Citing PatentFiling datePublication dateApplicantTitle
US4533694 *Nov 19, 1984Aug 6, 1985General Electric CompanyFormulation for electrodeposition of mica
US4920692 *Feb 5, 1987May 1, 1990Sumitomo Chemical Company, LimitedMulching film for repelling insect pests
US5063012 *Nov 6, 1989Nov 5, 1991Jmk International, Inc.Method of manufacturing elastomeric engine components
US6201041 *Jun 7, 1999Mar 13, 2001Alusuisse Technology & Management Ltd.Substrate with an undercoat for printing purposes
US20040077738 *May 15, 2003Apr 22, 2004Cabot CorporationAerogel and hollow particle binder composition, insulation composite, and method for preparing the same
US20050025952 *May 15, 2003Feb 3, 2005Cabot CorporationHeat resistant insulation composite, and method for preparing the same
EP0256201A1 *Feb 5, 1987Feb 24, 1988Sumitomo Chemical Company, LimitedMulching film for repelling insects

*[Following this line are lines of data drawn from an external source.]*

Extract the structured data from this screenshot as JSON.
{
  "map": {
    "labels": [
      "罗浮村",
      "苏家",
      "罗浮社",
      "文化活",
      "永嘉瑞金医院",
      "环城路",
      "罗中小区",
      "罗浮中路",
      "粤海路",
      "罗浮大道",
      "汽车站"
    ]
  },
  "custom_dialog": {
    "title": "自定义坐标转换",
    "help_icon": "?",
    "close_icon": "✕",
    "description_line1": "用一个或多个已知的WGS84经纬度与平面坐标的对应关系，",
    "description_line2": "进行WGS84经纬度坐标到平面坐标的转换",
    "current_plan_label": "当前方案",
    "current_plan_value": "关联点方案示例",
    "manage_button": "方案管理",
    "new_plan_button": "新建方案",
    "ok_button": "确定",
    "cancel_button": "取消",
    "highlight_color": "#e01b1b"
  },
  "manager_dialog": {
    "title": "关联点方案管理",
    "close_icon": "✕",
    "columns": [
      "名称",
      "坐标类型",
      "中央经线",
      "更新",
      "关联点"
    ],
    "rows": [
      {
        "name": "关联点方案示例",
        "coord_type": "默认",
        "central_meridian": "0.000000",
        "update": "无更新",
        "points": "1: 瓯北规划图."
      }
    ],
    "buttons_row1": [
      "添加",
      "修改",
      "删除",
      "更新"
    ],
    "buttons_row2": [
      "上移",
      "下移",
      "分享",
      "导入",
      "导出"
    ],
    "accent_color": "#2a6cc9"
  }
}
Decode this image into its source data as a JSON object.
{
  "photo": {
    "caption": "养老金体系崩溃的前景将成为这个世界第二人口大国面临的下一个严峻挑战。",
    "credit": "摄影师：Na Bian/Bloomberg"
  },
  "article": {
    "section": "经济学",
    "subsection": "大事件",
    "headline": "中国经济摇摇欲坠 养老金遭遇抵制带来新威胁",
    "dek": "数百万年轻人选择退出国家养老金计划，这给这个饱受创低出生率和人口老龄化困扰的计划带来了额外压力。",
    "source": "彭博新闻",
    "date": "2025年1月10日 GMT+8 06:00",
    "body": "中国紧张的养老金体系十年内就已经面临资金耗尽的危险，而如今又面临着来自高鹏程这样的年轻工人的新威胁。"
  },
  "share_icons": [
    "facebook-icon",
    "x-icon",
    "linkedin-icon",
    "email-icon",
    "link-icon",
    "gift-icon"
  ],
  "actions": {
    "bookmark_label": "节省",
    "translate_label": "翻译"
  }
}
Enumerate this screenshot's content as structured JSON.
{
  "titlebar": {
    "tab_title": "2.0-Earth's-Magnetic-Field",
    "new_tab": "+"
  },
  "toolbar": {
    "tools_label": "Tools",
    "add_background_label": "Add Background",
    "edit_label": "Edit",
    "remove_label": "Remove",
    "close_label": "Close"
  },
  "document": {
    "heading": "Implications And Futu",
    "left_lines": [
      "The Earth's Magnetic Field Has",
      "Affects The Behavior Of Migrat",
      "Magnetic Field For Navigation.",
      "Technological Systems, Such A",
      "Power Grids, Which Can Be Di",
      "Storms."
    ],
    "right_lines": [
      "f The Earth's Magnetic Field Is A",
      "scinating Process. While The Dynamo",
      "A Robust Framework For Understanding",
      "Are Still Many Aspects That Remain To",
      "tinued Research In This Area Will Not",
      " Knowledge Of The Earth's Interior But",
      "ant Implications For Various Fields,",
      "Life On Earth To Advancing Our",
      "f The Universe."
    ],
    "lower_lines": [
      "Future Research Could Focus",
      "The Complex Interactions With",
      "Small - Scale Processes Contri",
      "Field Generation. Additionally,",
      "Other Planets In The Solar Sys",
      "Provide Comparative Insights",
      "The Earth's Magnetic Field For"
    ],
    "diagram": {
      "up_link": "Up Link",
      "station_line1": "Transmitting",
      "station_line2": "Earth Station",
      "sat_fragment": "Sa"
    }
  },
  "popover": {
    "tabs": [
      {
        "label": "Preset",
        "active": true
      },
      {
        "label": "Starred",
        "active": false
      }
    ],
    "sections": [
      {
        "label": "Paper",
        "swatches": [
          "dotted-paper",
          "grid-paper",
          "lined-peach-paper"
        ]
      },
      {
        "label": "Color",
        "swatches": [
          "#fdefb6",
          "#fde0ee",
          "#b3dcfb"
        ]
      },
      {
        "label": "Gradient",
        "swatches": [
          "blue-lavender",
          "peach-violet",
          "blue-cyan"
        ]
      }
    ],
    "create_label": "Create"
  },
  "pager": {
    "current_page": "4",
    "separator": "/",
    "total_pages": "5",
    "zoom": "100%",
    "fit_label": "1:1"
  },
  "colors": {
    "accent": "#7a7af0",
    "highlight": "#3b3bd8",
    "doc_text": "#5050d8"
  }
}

EP0399427A1 *May 21, 1990Nov 28, 1990BASF CorporationMetallic water borne base coat of improved stability and appearance
EP0428937A1 *Nov 7, 1990May 29, 1991State of Israel Ministry of Defence Armament Development AuthorityCoatings for greenhouses and the like
EP2583995A1Oct 20, 2011Apr 24, 2013Ulrich HütherMetal-filled cast resin for producing a porous, resin-bonded moulding
WO2000030432A1 *Nov 18, 1999Jun 2, 2000Mdb Texinov S AMaterial reflecting sunlight useful in agriculture and method for obtaining same
U.S. Classification428/516, 524/441, 524/449, 427/393.5
International ClassificationC08J7/04, A01G13/02, C09D5/38, A01G9/14
Cooperative ClassificationA01G9/1438, C08J7/047, Y10T428/31913, C08J2433/00, C09D5/38, C09D5/004, A01G13/0275
European ClassificationC08J7/04L, A01G9/14E, C09D5/38, C09D5/00C, A01G13/02S2B
Legal Events
Feb 25, 1981ASAssignment
Effective date: 19800612
Jul 12, 1988PAPatent available for license or sale